Quick facts

Common name: mayfly

Scientific name: Ephemera vulgata, though there are many different species

Order: Ephemeroptera

Habitat: rivers, ponds and lakes with areas of silt, sand and fine gravel that are clean, unpolluted and have highly oxygenated water

Diet: nymphs feed on algae and vegetation, adults don’t feed

Predators: adults are predated by trout, salmon, swallows, robins, wagtails and flycatchers. Nymphs are predated by amphibians, as well as the larvae of caddisfly, stonefly and dragonfly

Origin: native

What do mayflies look like?

Larvae: known as nymphs, they have long, slim abdomens, a body divided into a number of segments, and six legs. They also have three slender 'tails'.

Adults: there are two adult stages. The sub-imago, or ‘dun’, is the dull, brown-coloured winged form that first emerges from the water. Then, after a second moult, mayflies become an imago, or ‘spinner’, the full adult form. This has a creamy-yellow abdomen with distinctive dark triangular markings, translucent, dark-veined spotted wings and three long tails.

Females are slightly larger than males, while males have larger eyes and a pair of pincers near their tails.

A note of caution when it comes to identifying mayflies: these descriptions are of one type of UK mayfly. There are many others, including green drake mayfly, large dark olive mayfly and large brook dun mayfly.

Credit: blickwinkel / Alamy Stock Photo

How do mayflies breed?

Between May and August, males gather in large swarms and perform an elegant rising and falling dance in an effort to attract a mate. Females will then fly into the swarm, where they’ll choose their partner and mate on the wing.

After mating, the females dip their abdomens into the water and lay their eggs, which fall to the riverbed. They hatch into nymphs, which spend the best part of two years in their larval form before emerging as adults and restarting the cycle.


Did you know?

The British Isles are home to 51 species of mayfly.

What do mayflies eat?

Nymphs feed on algae, vegetation and plant matter in their watery homes, where they live for around two years.

Once they become adults they have no functioning mouth parts, so can’t feed, and channel all their energy into breeding.

Did you know?

Mayflies are older than the dinosaurs. They were the first winged insects to evolve, and there are fossils dating back more than 300 million years.

Where do mayflies live?

Mayflies can be found across the UK and prefer clean, unpolluted wetlands with highly oxygenated water, such as rivers, ponds and lakes. Ideally, they should also have areas of sand, silt, mud or fine gravel where nymphs can burrow.

Signs and spotting tips

Adult mayflies are easy to spot over rivers during summer. Look out for huge swarms of males rising and falling in their courtship dance during warm afternoons and evenings, especially from May to August.
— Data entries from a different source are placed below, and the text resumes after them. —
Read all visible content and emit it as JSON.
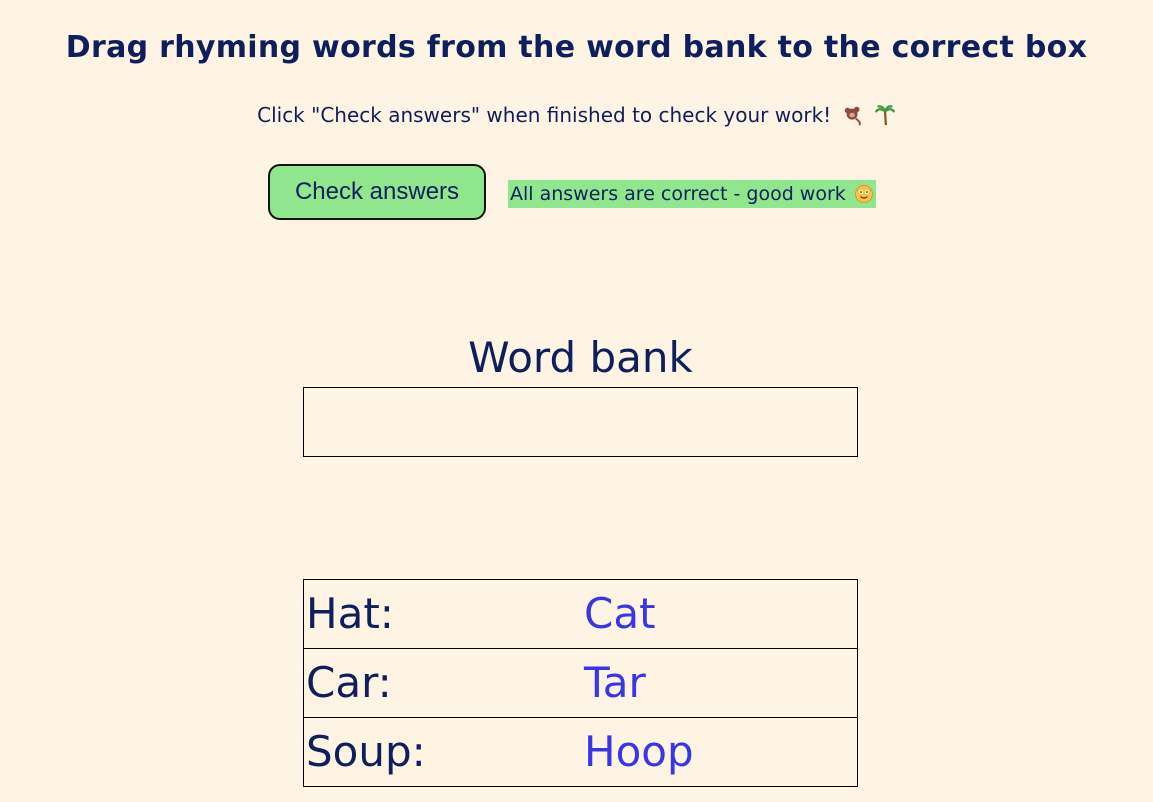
{
  "header": {
    "title": "Drag rhyming words from the word bank to the correct box",
    "subtitle": "Click \"Check answers\" when finished to check your work!",
    "emoji_icons": [
      "monkey-icon",
      "palm-tree-icon"
    ]
  },
  "controls": {
    "check_button_label": "Check answers",
    "feedback_text": "All answers are correct - good work",
    "feedback_icon": "smiley-icon",
    "feedback_color": "#8fe68c"
  },
  "word_bank": {
    "heading": "Word bank",
    "items": []
  },
  "rows": [
    {
      "prompt": "Hat:",
      "answer": "Cat"
    },
    {
      "prompt": "Car:",
      "answer": "Tar"
    },
    {
      "prompt": "Soup:",
      "answer": "Hoop"
    }
  ],
  "colors": {
    "background": "#fdf4e3",
    "text": "#0f1f5c",
    "answer_text": "#3a35e6"
  }
}
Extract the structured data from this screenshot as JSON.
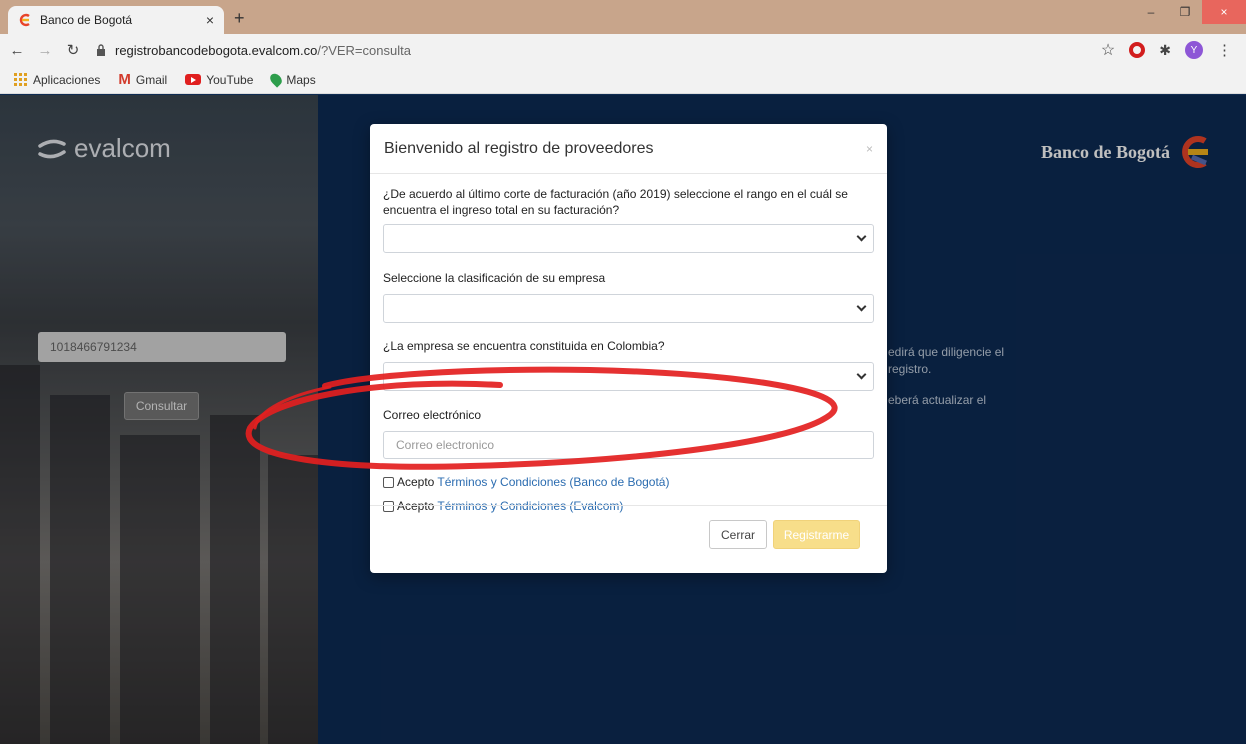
{
  "browser": {
    "tab_title": "Banco de Bogotá",
    "tab_close": "×",
    "new_tab": "+",
    "url_domain": "registrobancodebogota.evalcom.co",
    "url_path": "/?VER=consulta",
    "avatar_letter": "Y",
    "window_min": "–",
    "window_max": "❐",
    "window_close": "×",
    "bookmarks": [
      {
        "label": "Aplicaciones"
      },
      {
        "label": "Gmail"
      },
      {
        "label": "YouTube"
      },
      {
        "label": "Maps"
      }
    ]
  },
  "page": {
    "brand": "evalcom",
    "bank_name": "Banco de Bogotá",
    "id_value": "1018466791234",
    "consult_button": "Consultar",
    "bg_fragments": [
      "edirá que diligencie el",
      "registro.",
      "eberá actualizar el"
    ]
  },
  "modal": {
    "title": "Bienvenido al registro de proveedores",
    "close": "×",
    "q1_label": "¿De acuerdo al último corte de facturación (año 2019) seleccione el rango en el cuál se encuentra el ingreso total en su facturación?",
    "q2_label": "Seleccione la clasificación de su empresa",
    "q3_label": "¿La empresa se encuentra constituida en Colombia?",
    "email_label": "Correo electrónico",
    "email_placeholder": "Correo electronico",
    "terms1_prefix": "Acepto",
    "terms1_link": "Términos y Condiciones (Banco de Bogotá)",
    "terms2_prefix": "Acepto",
    "terms2_link": "Términos y Condiciones (Evalcom)",
    "close_button": "Cerrar",
    "register_button": "Registrarme"
  },
  "colors": {
    "page_bg": "#0d2b54",
    "annotation": "#e32020",
    "register_button": "#f7de8a",
    "link": "#2b6cb0"
  }
}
Swarming is best seen on balmy, bright days, so when the weather's right, head to your nearest riverbank and settle in for one of nature’s greatest spectacles.

Did you know?

Mayflies are the only insects that moult as adults.

Threats and conservation

The greatest threat comes from pollution, including sewage, pesticides and heavy metals from industrial effluent, which can particularly affect nymphs. Even modest levels of pollution can have an effect, killing up to 80% of mayfly eggs before they hatch.

As a key part of the food chain, any pollution that impacts the nymphs also has repercussions for anything that relies on them for food, so can have a serious impact on the wider ecosystem.

More on woodland invertebrates